Andy Westwood, who worked as an adviser in the Department for Innovation, Universities and Skills - the first Labour incarnation of higher education outside the education department - said the history of its position in Whitehall was also more complex than imagined.
DIUS was created in 2007, after Gordon Brown took over from Tony Blair as prime minister, in an effort to bring science and university funding together. When a new ministry was created for Lord Mandelson in 2009, DIUS was merged with the business department.
Mr Westwood said that before 2007, when responsibility for higher education lay with the Department for Education and Skills, research council funding was still in the Department for Trade and Industry.
"So there was an admission even then that the science and research budget was part of that innovation and growth strategy, and if that was true then, it must be true now," he said.
One option would be to bring both science policy and higher education back into the Department for Education - which was the case from 1964 to 1992 - but this would make the department one of the biggest in government, especially if further education were also included.
Such a move would need to be weighed against the sheer cost of reorganising in an era of austerity. Figures published in 2009 suggested that it cost the Labour government £9 million to set up DIUS.
Where the money is: departmental budgets 2011-12
Department for Education
Total resource and capital budget: £56.3 billion
Schools: £43.2 billion
Education for 16- to 19-year-olds (including sixth forms): £8 billion
Department for Business, Innovation and Skills
Total resource and capital budget: £17.7 billion
Higher education (excluding student loans): £6.6 billion
Science and research: £5.3 billion
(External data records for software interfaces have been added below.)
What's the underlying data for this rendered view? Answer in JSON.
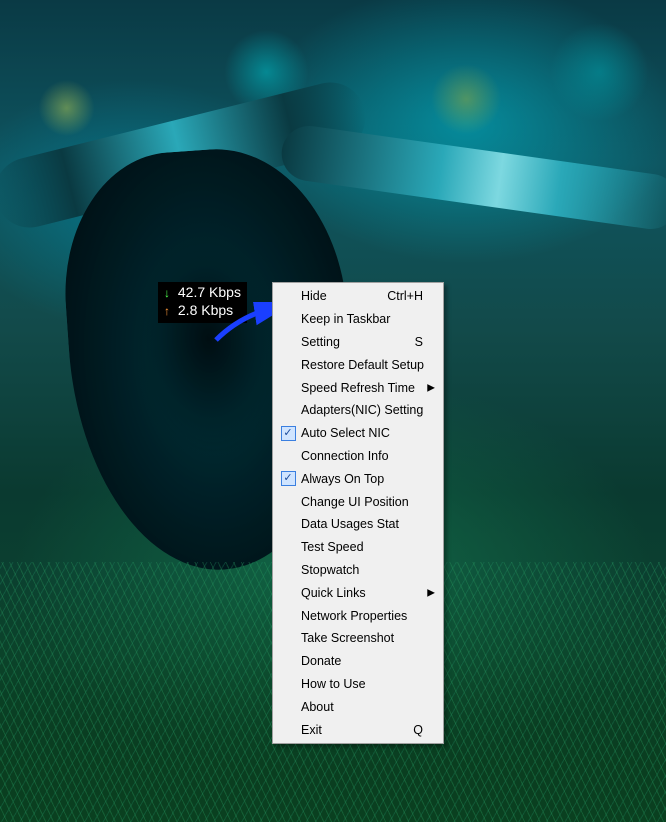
{
  "speed_widget": {
    "download_value": "42.7 Kbps",
    "upload_value": "2.8 Kbps"
  },
  "context_menu": {
    "items": [
      {
        "id": "hide",
        "label": "Hide",
        "shortcut": "Ctrl+H",
        "checked": false,
        "submenu": false
      },
      {
        "id": "keep-in-taskbar",
        "label": "Keep in Taskbar",
        "shortcut": "",
        "checked": false,
        "submenu": false
      },
      {
        "id": "setting",
        "label": "Setting",
        "shortcut": "S",
        "checked": false,
        "submenu": false
      },
      {
        "id": "restore-default",
        "label": "Restore Default Setup",
        "shortcut": "",
        "checked": false,
        "submenu": false
      },
      {
        "id": "speed-refresh",
        "label": "Speed Refresh Time",
        "shortcut": "",
        "checked": false,
        "submenu": true
      },
      {
        "id": "adapters-nic",
        "label": "Adapters(NIC) Setting",
        "shortcut": "",
        "checked": false,
        "submenu": false
      },
      {
        "id": "auto-select-nic",
        "label": "Auto Select NIC",
        "shortcut": "",
        "checked": true,
        "submenu": false
      },
      {
        "id": "connection-info",
        "label": "Connection Info",
        "shortcut": "",
        "checked": false,
        "submenu": false
      },
      {
        "id": "always-on-top",
        "label": "Always On Top",
        "shortcut": "",
        "checked": true,
        "submenu": false
      },
      {
        "id": "change-ui-position",
        "label": "Change UI Position",
        "shortcut": "",
        "checked": false,
        "submenu": false
      },
      {
        "id": "data-usages-stat",
        "label": "Data Usages Stat",
        "shortcut": "",
        "checked": false,
        "submenu": false
      },
      {
        "id": "test-speed",
        "label": "Test Speed",
        "shortcut": "",
        "checked": false,
        "submenu": false
      },
      {
        "id": "stopwatch",
        "label": "Stopwatch",
        "shortcut": "",
        "checked": false,
        "submenu": false
      },
      {
        "id": "quick-links",
        "label": "Quick Links",
        "shortcut": "",
        "checked": false,
        "submenu": true
      },
      {
        "id": "network-properties",
        "label": "Network Properties",
        "shortcut": "",
        "checked": false,
        "submenu": false
      },
      {
        "id": "take-screenshot",
        "label": "Take Screenshot",
        "shortcut": "",
        "checked": false,
        "submenu": false
      },
      {
        "id": "donate",
        "label": "Donate",
        "shortcut": "",
        "checked": false,
        "submenu": false
      },
      {
        "id": "how-to-use",
        "label": "How to Use",
        "shortcut": "",
        "checked": false,
        "submenu": false
      },
      {
        "id": "about",
        "label": "About",
        "shortcut": "",
        "checked": false,
        "submenu": false
      },
      {
        "id": "exit",
        "label": "Exit",
        "shortcut": "Q",
        "checked": false,
        "submenu": false
      }
    ]
  }
}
Skills and further education: £4.1 billion
Potential size of "super" education department, including science and further education: £72.3 billion.